Preventing the loss of essential vitamins and minerals isn’t just going to strengthen bones and muscles, though. It’s also going to strengthen teeth, and that’s a major concern as people age. Without strong teeth and a healthy bite, it’s much more difficult to load up on the fresh fruits and vegetables you need to stay well and strong throughout the lifespan.
Let’s face it: our astronauts are the best, brightest, and bravest among us. But even they struggle with the loneliness and isolation of long spaceflight. And, in a lot of ways, the seclusion they face parallels the seclusion a lot of seniors experience as they age.

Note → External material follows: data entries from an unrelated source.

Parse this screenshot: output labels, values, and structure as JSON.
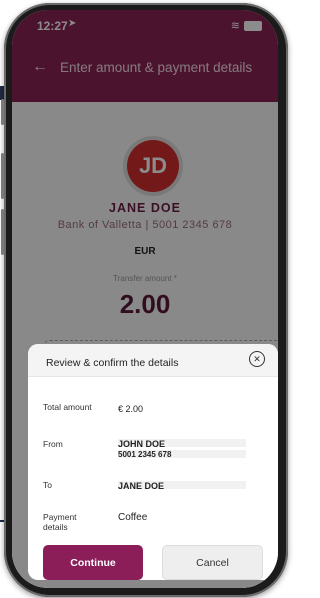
{
  "status_bar": {
    "time": "12:27",
    "location_icon": "location-arrow-icon",
    "wifi_icon": "wifi-icon",
    "battery_icon": "battery-icon"
  },
  "header": {
    "back_icon": "arrow-left-icon",
    "title": "Enter amount & payment details"
  },
  "payee": {
    "initials": "JD",
    "name": "JANE DOE",
    "bank": "Bank of Valletta | 5001 2345 678"
  },
  "currency": "EUR",
  "transfer": {
    "label": "Transfer amount *",
    "amount": "2.00"
  },
  "review": {
    "title": "Review & confirm the details",
    "close_icon": "close-circle-icon",
    "total_label": "Total amount",
    "total_value": "€ 2.00",
    "from_label": "From",
    "from_name": "JOHN DOE",
    "from_account": "5001 2345 678",
    "to_label": "To",
    "to_name": "JANE DOE",
    "payment_label_line1": "Payment",
    "payment_label_line2": "details",
    "payment_value": "Coffee",
    "continue_label": "Continue",
    "cancel_label": "Cancel"
  },
  "colors": {
    "brand": "#8a2456",
    "avatar": "#d12f2f",
    "continue_button": "#8b1e59"
  }
}
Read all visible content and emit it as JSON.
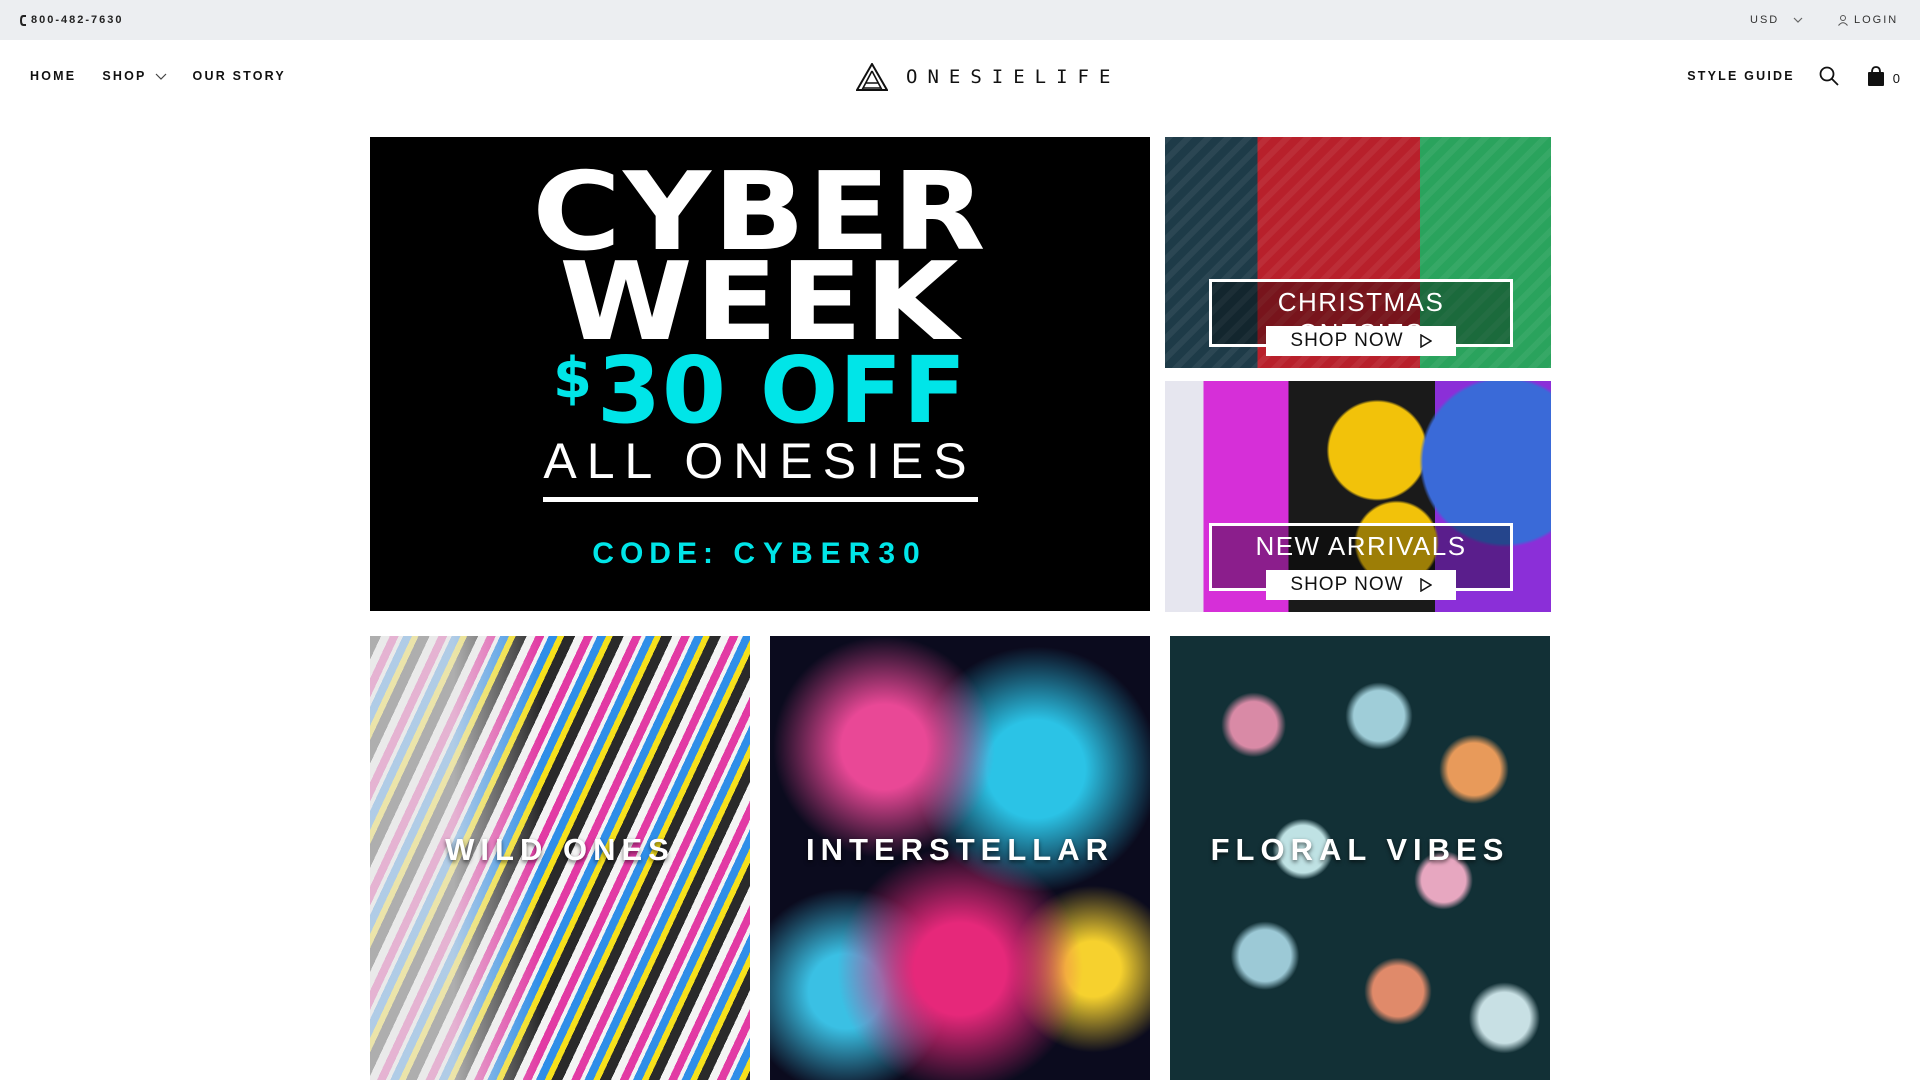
{
  "topbar": {
    "phone": "800-482-7630",
    "currency": "USD",
    "login": "LOGIN"
  },
  "nav": {
    "left": [
      "HOME",
      "SHOP",
      "OUR STORY"
    ],
    "logo_text": "ONESIELIFE",
    "style_guide": "STYLE GUIDE",
    "cart_count": "0"
  },
  "hero": {
    "line1": "CYBER",
    "line2": "WEEK",
    "offer_symbol": "$",
    "offer_text": "30 OFF",
    "subline": "ALL ONESIES",
    "code_label": "CODE:",
    "code_value": "CYBER30"
  },
  "promos": [
    {
      "title": "CHRISTMAS ONESIES",
      "button": "SHOP NOW"
    },
    {
      "title": "NEW ARRIVALS",
      "button": "SHOP NOW"
    }
  ],
  "collections": [
    "WILD ONES",
    "INTERSTELLAR",
    "FLORAL VIBES"
  ],
  "colors": {
    "accent": "#00e5e8",
    "topbar": "#eceef1"
  }
}
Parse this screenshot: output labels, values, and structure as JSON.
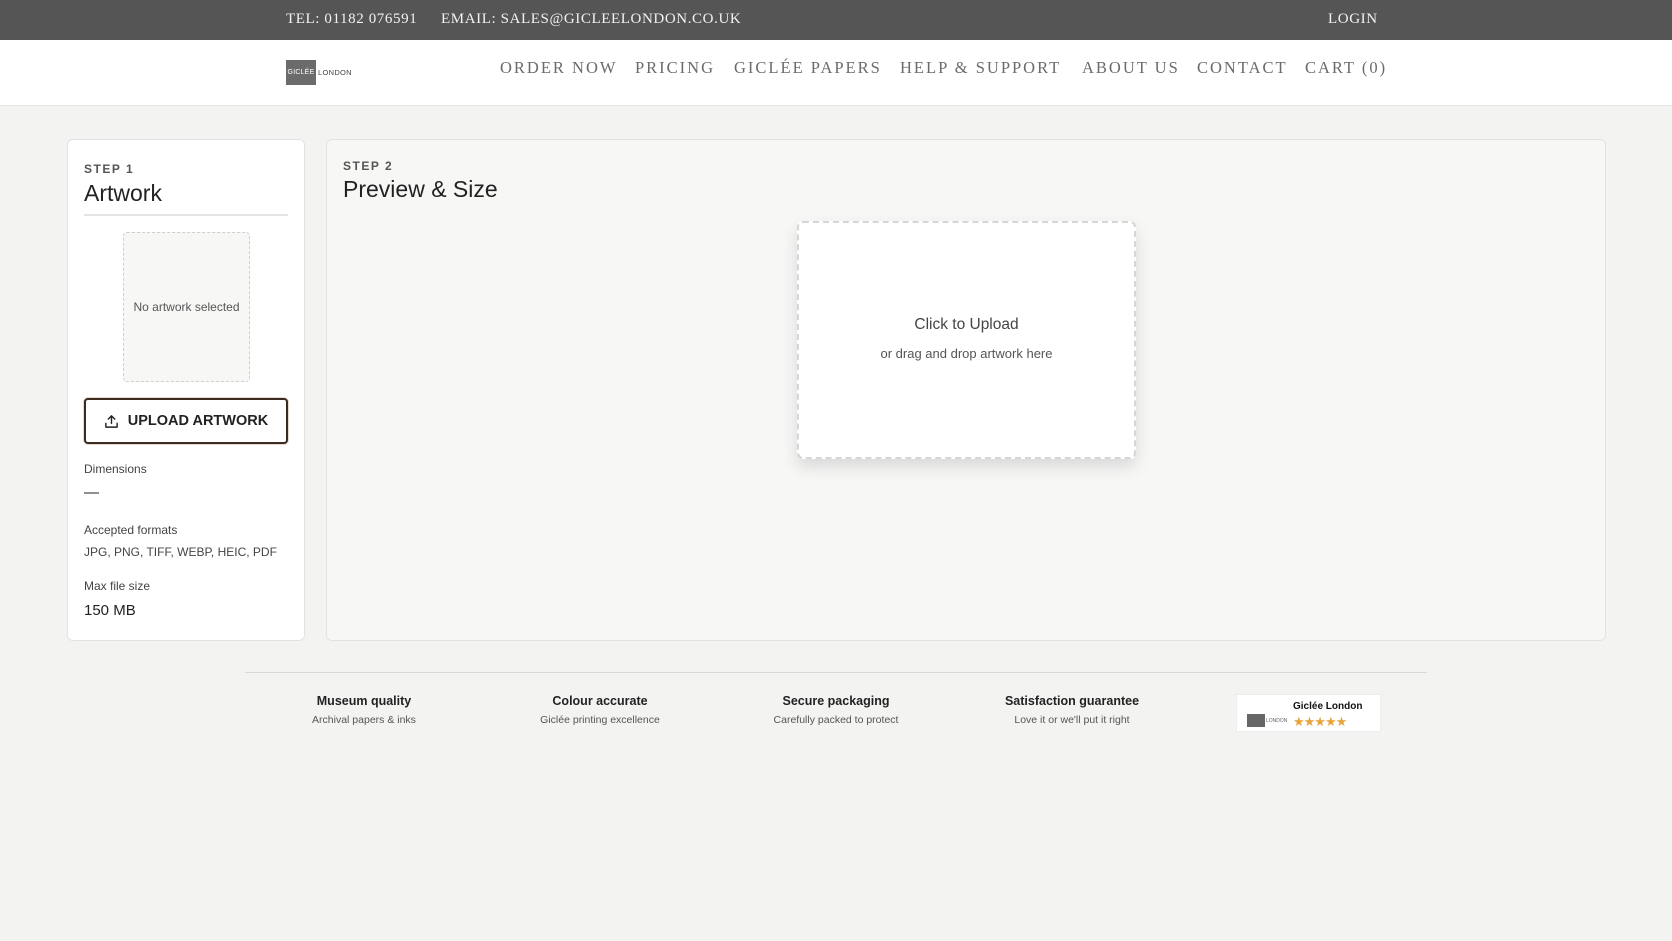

Increasing frailty and the loss of social and familial ties can make them feel like they’re cast out into their own little world.
But it doesn’t have to be that way — and our rocket men and women are proving it. In recent decades, engineers have created the most innovative telecommunications technologies the world has ever seen.
And what’s good enough to seamlessly stream a video chat in real-time to the International Space Station is certainly more than good enough to host a flawless virtual visit with grandma in the next town over.
In fact, that strong social connection, even if through virtual devices, may well be the true fountain of youth. According to recent estimates, loneliness is as dangerous to physical health as smoking 15 cigarettes every day. The elderly lonely are at a nearly 20% higher risk of death from any cause than their same-age counterparts who are not lonely.
The search for the proverbial fountain of youth nearly as old as human history itself. But it may just be that we’ve been looking in the wrong place all alone. It may be that the fountain of youth isn’t on Earth, but in space.